First of all, a huge thank you to all the people who have emailed me their questions and thoughts on education for next week’s mailbag blog post (still not in love with that name…mailbag…it feels a bit antiquated and I might have to open it up to the masses for a better title). I’m so excited to take this blog to a new phase where it is more interactive and engaging to my readers. Remember, you can still send your thoughts or questions on education (any aspect) to TMMWmailbag@gmail.com. If you don’t make this mailbag, you could easily make the next one (oh yes, there will definitely be a next one). Speaking of sharing, thanks to the trailblazers who became the first to comment on my blog posts these last two weeks! Keep sharing your voices and insights! Okay, enough with the promotions and thank-you’s…let’s get to the real reason you clicked on this post.
I want to talk about goosebumps.
No, I’m not going to go on a diatribe about the children’s horror novel series by R.L. Stine—though, I could easily write nine pages on the absolute absurdity of books like, “The Horror At Camp JellyJam,” and “I Live In Your Basement” (For those of you who haven’t read “I Live In Your Basement”, the level of distain R.L. Stine displays towards his fan base of young children is staggering! The story is about a young boy named Marco who keeps getting phone calls from another boy claiming to be a monster living in his basement. Then, a bunch of oddball things start to happen to Marco. Seems fine enough, until you get to the end where the big reveal is that the whole story you’ve read is just a monster retelling a dream he had (which, ask anyone to tell you about a dream they had and see how long it takes to become the most boring story you’ve ever heard).
What I want to talk about is that feeling you get when things go so spectacularly well in your class, that your body has a deep chemical reaction that raises every hair on your body. It’s like the hairs on your body turn into the overly-caffeinated audience at a taping of the Price is Right. Pick me, Drew! Pick me! I
I get goosebumps whenever I see the light bulb go off in my students’ heads. Not the, “Oh, I get it” bulb, but
I recently took time to reflect on all the goosebump moments I have had (at least, all the moments I could remember) to see if there was any commonality. When I discovered the commonality, it was so obvious, so unbelievably glaring that I couldn’t believe I had never seen it before. So what did all these goosebump moments have in common?
My own passion and enthusiasm.

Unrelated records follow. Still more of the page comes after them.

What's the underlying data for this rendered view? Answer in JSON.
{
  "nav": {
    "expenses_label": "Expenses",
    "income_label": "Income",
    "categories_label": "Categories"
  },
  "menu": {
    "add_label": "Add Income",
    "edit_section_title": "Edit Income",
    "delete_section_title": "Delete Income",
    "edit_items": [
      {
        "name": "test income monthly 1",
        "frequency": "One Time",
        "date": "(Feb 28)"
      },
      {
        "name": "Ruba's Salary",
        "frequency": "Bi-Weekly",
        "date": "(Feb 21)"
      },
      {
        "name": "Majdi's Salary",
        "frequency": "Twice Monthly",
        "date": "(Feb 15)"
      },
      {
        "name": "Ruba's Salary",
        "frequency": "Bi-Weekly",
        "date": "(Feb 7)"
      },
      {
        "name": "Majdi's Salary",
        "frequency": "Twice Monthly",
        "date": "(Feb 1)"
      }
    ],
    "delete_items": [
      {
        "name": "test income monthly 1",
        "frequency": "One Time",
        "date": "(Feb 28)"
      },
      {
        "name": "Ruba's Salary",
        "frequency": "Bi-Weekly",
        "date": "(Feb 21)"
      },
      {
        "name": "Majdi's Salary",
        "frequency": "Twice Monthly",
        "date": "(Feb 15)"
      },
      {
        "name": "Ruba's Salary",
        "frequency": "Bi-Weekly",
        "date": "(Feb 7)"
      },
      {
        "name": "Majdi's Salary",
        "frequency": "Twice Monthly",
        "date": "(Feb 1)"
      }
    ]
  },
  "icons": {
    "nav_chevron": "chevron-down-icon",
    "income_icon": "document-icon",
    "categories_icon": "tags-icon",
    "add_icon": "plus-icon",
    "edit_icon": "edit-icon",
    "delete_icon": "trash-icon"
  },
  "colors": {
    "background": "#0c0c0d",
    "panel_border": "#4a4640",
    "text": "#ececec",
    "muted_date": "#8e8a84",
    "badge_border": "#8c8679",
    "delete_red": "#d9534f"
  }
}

I always get excited when students suddenly understand something, or when their brains wrinkle with a deep connection with the material, but it’s only when students have that “aha” moment about something I am really passionate or enthusiastic about that I get unabashedly excited on a deeply visceral level. You might be thinking, “Wow, that sounds unbelievably self-serving.” Well, thanks for your uninvited opinion, person I just made up in my head. But let me explain why that’s not entirely correct. I mean,
I have six units that I cover in my class each year. Right now, I typically experience goosebump moments during two of those units. Why? Because I am so hopelessly passionate about these two units that if you took them away from me, I’d fall into the same gray abyss of sadness that I fell into when I found out that the show House Hunters was all staged (What do you mean, they always buy the empty house? It was real to me, dammit! [
So why haven’t I had these goosebump moments during the other four units? The reason is simple: I haven’t made a deep, personal connection with the material. THIS was my big discovery. My goosebump moments weren’t dependent upon my students, they were dependent upon capital M-E, me. I wasn’t basking in the glow of profound, mega light bulb revelations all year-round because I hadn’t figured out how to connect with all of the material in my curriculum (at least, in a way that had me bursting with excitement to teach it).
So now I have a new goal for 2018 (add it to the pile, I guess). I must find something (or manufacture something, even) within those four units that I can connect with and get passionate about. It will require work (probably lots of work), but unlike R.L. Stine, author of the classic tome, “The Barking Ghost,” I’m not content to simply go through the motions and collect a check. If I’m not excited about the material I teach, my students definitely aren’t excited about it, either; and nobody’s getting goosebumps from a lukewarm lesson.
What are some ways you connect with the material you teach? Are there lessons you struggle to get passionate over? Let me know in the comments below!